Molecular Detection of Minimal Residual Disease in Acute Leukemia by Novel DNA Methylation Biomarkers.
Jamie Wang, Dali Zheng, Michael Wang. University of Missouri School of Medicine, Columbia
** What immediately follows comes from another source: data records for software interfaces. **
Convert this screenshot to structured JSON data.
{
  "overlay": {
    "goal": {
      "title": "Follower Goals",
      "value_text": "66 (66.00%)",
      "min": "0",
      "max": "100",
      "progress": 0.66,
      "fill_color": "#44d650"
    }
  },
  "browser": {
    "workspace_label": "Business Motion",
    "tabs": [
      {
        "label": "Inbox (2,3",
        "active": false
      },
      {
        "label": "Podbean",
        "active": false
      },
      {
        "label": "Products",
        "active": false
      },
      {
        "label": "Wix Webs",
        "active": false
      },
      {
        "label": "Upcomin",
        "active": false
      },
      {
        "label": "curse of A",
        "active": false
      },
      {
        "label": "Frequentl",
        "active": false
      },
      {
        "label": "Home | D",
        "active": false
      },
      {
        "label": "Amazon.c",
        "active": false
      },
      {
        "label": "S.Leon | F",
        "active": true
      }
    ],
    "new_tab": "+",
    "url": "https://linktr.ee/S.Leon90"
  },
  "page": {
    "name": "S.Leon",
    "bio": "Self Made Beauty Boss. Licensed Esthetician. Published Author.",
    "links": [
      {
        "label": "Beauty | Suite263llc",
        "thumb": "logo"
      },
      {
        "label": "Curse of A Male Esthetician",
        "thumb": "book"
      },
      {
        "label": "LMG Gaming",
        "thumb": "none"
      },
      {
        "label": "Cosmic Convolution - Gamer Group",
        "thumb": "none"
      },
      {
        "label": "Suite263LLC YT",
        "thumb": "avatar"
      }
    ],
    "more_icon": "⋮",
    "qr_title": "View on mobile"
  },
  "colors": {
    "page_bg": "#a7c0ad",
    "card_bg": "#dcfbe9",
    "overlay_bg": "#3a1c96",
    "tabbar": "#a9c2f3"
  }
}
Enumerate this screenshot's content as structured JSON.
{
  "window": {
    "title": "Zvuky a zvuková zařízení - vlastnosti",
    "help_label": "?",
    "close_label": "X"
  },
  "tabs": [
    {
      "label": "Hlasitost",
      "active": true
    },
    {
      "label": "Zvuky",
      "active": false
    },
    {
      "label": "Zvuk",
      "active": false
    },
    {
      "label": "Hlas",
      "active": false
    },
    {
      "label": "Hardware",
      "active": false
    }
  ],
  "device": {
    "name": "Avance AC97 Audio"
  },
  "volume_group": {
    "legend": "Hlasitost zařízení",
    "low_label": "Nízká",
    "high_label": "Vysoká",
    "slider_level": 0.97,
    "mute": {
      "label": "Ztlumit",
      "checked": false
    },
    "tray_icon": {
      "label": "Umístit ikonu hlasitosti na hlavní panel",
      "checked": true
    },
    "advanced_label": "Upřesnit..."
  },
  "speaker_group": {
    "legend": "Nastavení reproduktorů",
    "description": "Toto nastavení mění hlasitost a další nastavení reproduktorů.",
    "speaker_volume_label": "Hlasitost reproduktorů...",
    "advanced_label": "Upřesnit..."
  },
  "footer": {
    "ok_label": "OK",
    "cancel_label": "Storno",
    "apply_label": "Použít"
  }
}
Background: Acute lymphoblastic leukemia (ALL) and acute myeloid leukemia (AML) are the most common hematopoietic malignancies in children and adults, respectively. After initial induction of chemotherapy, a significant number of patients with clinical remission still harbor residual leukemic cells. The presence of the minimal residual disease (MRD, less than 5% leukemia cells) is related to relapse, resulting in a worse prognosis. Current methods for MRD detection include PCR for genetic alterations and multiparameter flow cytometry (MFC) for aberrant antigen expression. In this study, we utilized specific epigenetic DNA methylation as a biomarker to detect MRD.
Design: Genomic DNA was extracted from 3 ALL and 2 AML cell lines, 26 ALL and 35 AML patients, and 10 non-tumor patients' bone marrow samples. Multiple sequential bone marrow and blood samples were also obtained from 3 AML and 2 ALL patients. After DNA digested with four methylation sensitive enzymes (MSE) Aci II, Hpa II, HinP1, and BstU I, the selected CpG island regions of PCDHGA12, RIBP9, SLC26A4, HOXD9, HOXA6 genes and a non-CpG region of the β-actin gene (as internal control) were amplified by a SYBR Green-based real-time PCR. Sss I methylase-treated normal human blood cell DNA was used as a positive control.
Results: Aberrant DNA methylation was detected in both ALL and AML cell lines and patients' samples, but not in non-tumor bone marrow samples (0/10). However, the pattern of DNA methylation in ALL and AML is quite different. All 5 genes (PCDHGA12, RIBP9, SLC26A4, HOXD9, HOXA6) were consistently methylated in 1/3 of ALL patients, only 1 gene (PCDHGA12) was methylated in 1/3 of AML patients. Using PCDHGA12 methylation as a biomarker, MRD was detectible in both ALL and AML patients.
Conclusions: DNA methylation patterns in ALL and AML are unique. PCDHGA12 methylation can be used as a biomarker to detect MRD. This new epigenetic approach may be used as a complimentary clinical test for MRD detection and patient follow-up in addition to classical genetic and immunophenotypic assays.
Tuesday, March 1, 2011 1:00 PM
Poster Session IV # 174, Tuesday Afternoon